During 1973–2012, CDC received reports of 29,429 foodborne disease outbreaks with 729,020 outbreak-associated illnesses from 50 states, Puerto Rico, the District of Columbia, and freely associated states/territories. An average of 736 (range: 298–1404) outbreaks were reported each year (Figure 1). The average annual number of foodborne disease outbreaks reported to CDC during 1998–2012 was more than double the average annual number reported during 1973–1997, coinciding with the transition to an electronic reporting system.
In 2012, a total of 804 single-state exposure outbreaks were reported with 13,320 illnesses by 49 states and Puerto Rico (Table, Figure 2). An additional 25 multistate outbreaks (i.e., outbreaks in which exposure to the implicated food occurred in more than one state) with 1,496 associated illnesses were also reported.
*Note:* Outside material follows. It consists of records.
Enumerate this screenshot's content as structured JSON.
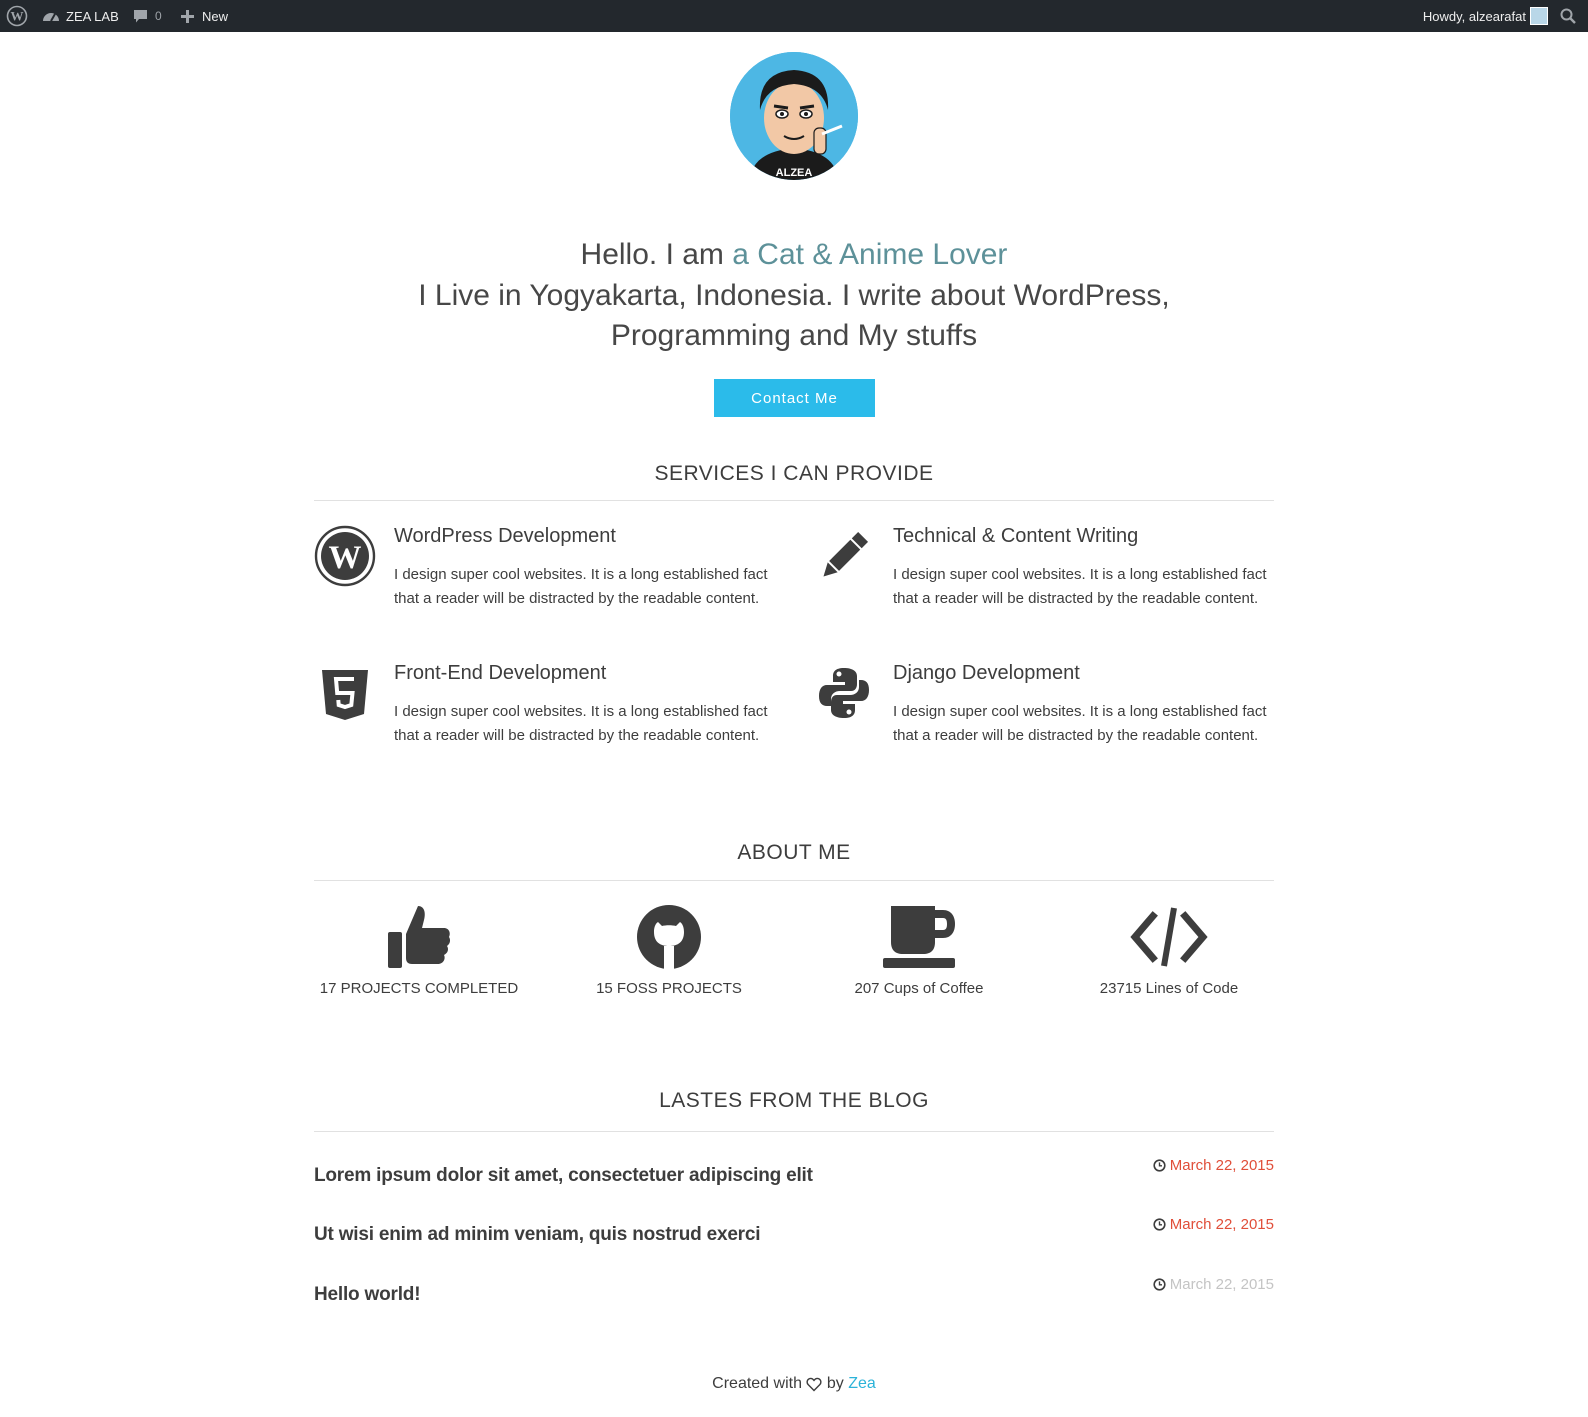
{
  "admin_bar": {
    "site_name": "ZEA LAB",
    "comment_count": "0",
    "new_label": "New",
    "howdy": "Howdy, alzearafat"
  },
  "hero": {
    "greeting": "Hello. I am",
    "role": "a Cat & Anime Lover",
    "line2": "I Live in Yogyakarta, Indonesia. I write about WordPress,",
    "line3": "Programming and My stuffs",
    "button": "Contact Me",
    "avatar_caption": "ALZEA"
  },
  "services": {
    "title": "SERVICES I CAN PROVIDE",
    "items": [
      {
        "title": "WordPress Development",
        "desc": "I design super cool websites. It is a long established fact that a reader will be distracted by the readable content.",
        "icon": "wordpress-icon"
      },
      {
        "title": "Technical & Content Writing",
        "desc": "I design super cool websites. It is a long established fact that a reader will be distracted by the readable content.",
        "icon": "pencil-icon"
      },
      {
        "title": "Front-End Development",
        "desc": "I design super cool websites. It is a long established fact that a reader will be distracted by the readable content.",
        "icon": "html5-icon"
      },
      {
        "title": "Django Development",
        "desc": "I design super cool websites. It is a long established fact that a reader will be distracted by the readable content.",
        "icon": "python-icon"
      }
    ]
  },
  "about": {
    "title": "ABOUT ME",
    "stats": [
      {
        "label": "17 PROJECTS COMPLETED",
        "icon": "thumbs-up-icon"
      },
      {
        "label": "15 FOSS PROJECTS",
        "icon": "github-icon"
      },
      {
        "label": "207 Cups of Coffee",
        "icon": "coffee-icon"
      },
      {
        "label": "23715 Lines of Code",
        "icon": "code-icon"
      }
    ]
  },
  "blog": {
    "title": "LASTES FROM THE BLOG",
    "posts": [
      {
        "title": "Lorem ipsum dolor sit amet, consectetuer adipiscing elit",
        "date": "March 22, 2015"
      },
      {
        "title": "Ut wisi enim ad minim veniam, quis nostrud exerci",
        "date": "March 22, 2015"
      },
      {
        "title": "Hello world!",
        "date": "March 22, 2015"
      }
    ]
  },
  "footer": {
    "created_with": "Created with",
    "by": "by",
    "author": "Zea"
  },
  "colors": {
    "admin_bar": "#23282d",
    "accent_teal": "#5d9199",
    "button_blue": "#2bbbea",
    "date_red": "#e04e39",
    "link_blue": "#2bb3d9"
  }
}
More detailed annual summaries describing the implicated foods, etiologic agents, settings, and points of contamination associated with foodborne disease outbreaks are published periodically by CDC. A summary of foodborne disease outbreaks in 2013, the most recent year for which data are available, is available at http://www.cdc.gov/foodsafety/fdoss/data/annual-summaries/index.html.
Waterborne Disease Outbreaks
During 1971–2012, CDC received reports of 1,901 waterborne disease outbreaks with 639,949 outbreak-associated illnesses from 50 states and six freely associated states/territories. An average of 45 waterborne outbreaks were reported each year (Figure 1).
In 2012, a total of 73 outbreaks causing at least 1,261 illnesses occurred in 27 states and one territory. No multistate outbreaks were reported (Table,Figure 3).
CDC publishes separate and more detailed summaries of waterborne disease outbreaks associated with recreational water and waterborne disease outbreaks associated with drinking water. These summaries are available at http://www.cdc.gov/healthywater/surveillance/surveillance-reports.html.
- Summary of notifiable noninfectious conditions and disease outbreaks—United States. MMWR Morb Mortal Wkly Rep 2013;62(54).
- Summary of notifiable infectious diseases—United States. MMWR Morb Mortal Wkly Rep 2013;62(53).
- Scallan E, Hoekstra RM, Angulo FJ, et al. Foodborne illness acquired in the United States—major pathogens. Emerg Infect Dis 2011;17:7–15.
- Scallan E, Griffin PM, Angulo FJ, Tauxe RV, Hoekstra RM. Foodborne illness acquired in the United States—unspecified agents. Emerg Infect Dis 2011;17:16–22.
- Preliminary FoodNet data on the incidence of infection with pathogens transmitted commonly through food—10 states, 2009. MMWR Morb Mortal Wkly Rep 2010;59:418–22.